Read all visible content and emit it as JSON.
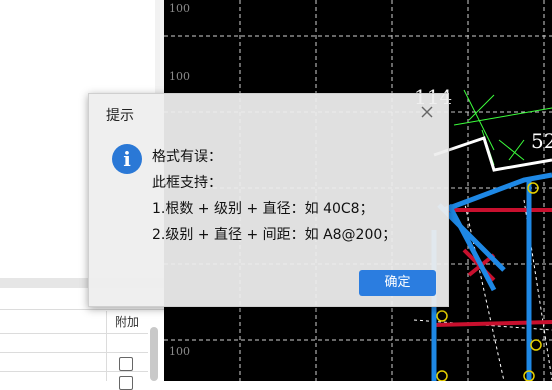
{
  "left_panel": {
    "table_header_label": "附加"
  },
  "cad_view": {
    "axis_labels": [
      "100",
      "100",
      "100"
    ],
    "annotation_a": "114",
    "annotation_b": "52"
  },
  "dialog": {
    "title": "提示",
    "icon": "info-icon",
    "message_lines": [
      "格式有误：",
      "此框支持：",
      "1.根数 + 级别 + 直径：如 40C8；",
      "2.级别 + 直径 + 间距：如 A8@200；"
    ],
    "ok_label": "确定"
  },
  "colors": {
    "accent": "#2b7de0",
    "cad_background": "#000000",
    "rebar_blue": "#1e88e5",
    "rebar_red": "#c8102e",
    "grid_green": "#3cff3c",
    "marker_yellow": "#e6d000"
  }
}
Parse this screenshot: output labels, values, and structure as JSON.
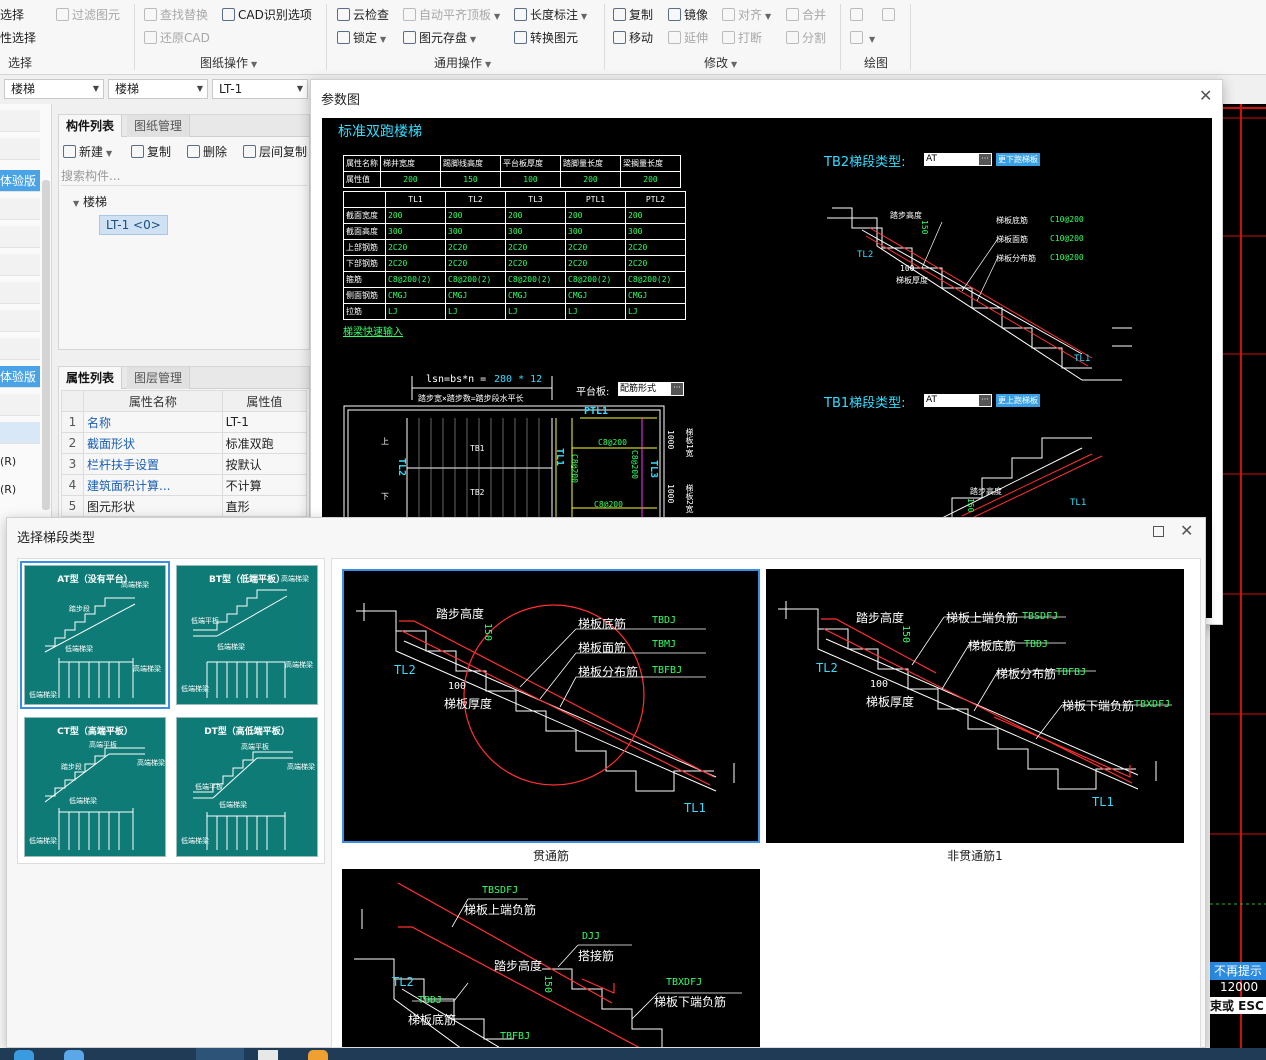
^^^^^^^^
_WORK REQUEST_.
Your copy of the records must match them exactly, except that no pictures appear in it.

_WRITTEN RESPONSE_.
Read all visible content and emit it as JSON.
{
  "left_panel": {
    "table_header_label": "附加"
  },
  "cad_view": {
    "axis_labels": [
      "100",
      "100",
      "100"
    ],
    "annotation_a": "114",
    "annotation_b": "52"
  },
  "dialog": {
    "title": "提示",
    "icon": "info-icon",
    "message_lines": [
      "格式有误：",
      "此框支持：",
      "1.根数 + 级别 + 直径：如 40C8；",
      "2.级别 + 直径 + 间距：如 A8@200；"
    ],
    "ok_label": "确定"
  },
  "colors": {
    "accent": "#2b7de0",
    "cad_background": "#000000",
    "rebar_blue": "#1e88e5",
    "rebar_red": "#c8102e",
    "grid_green": "#3cff3c",
    "marker_yellow": "#e6d000"
  }
}
Parse this screenshot: output labels, values, and structure as JSON.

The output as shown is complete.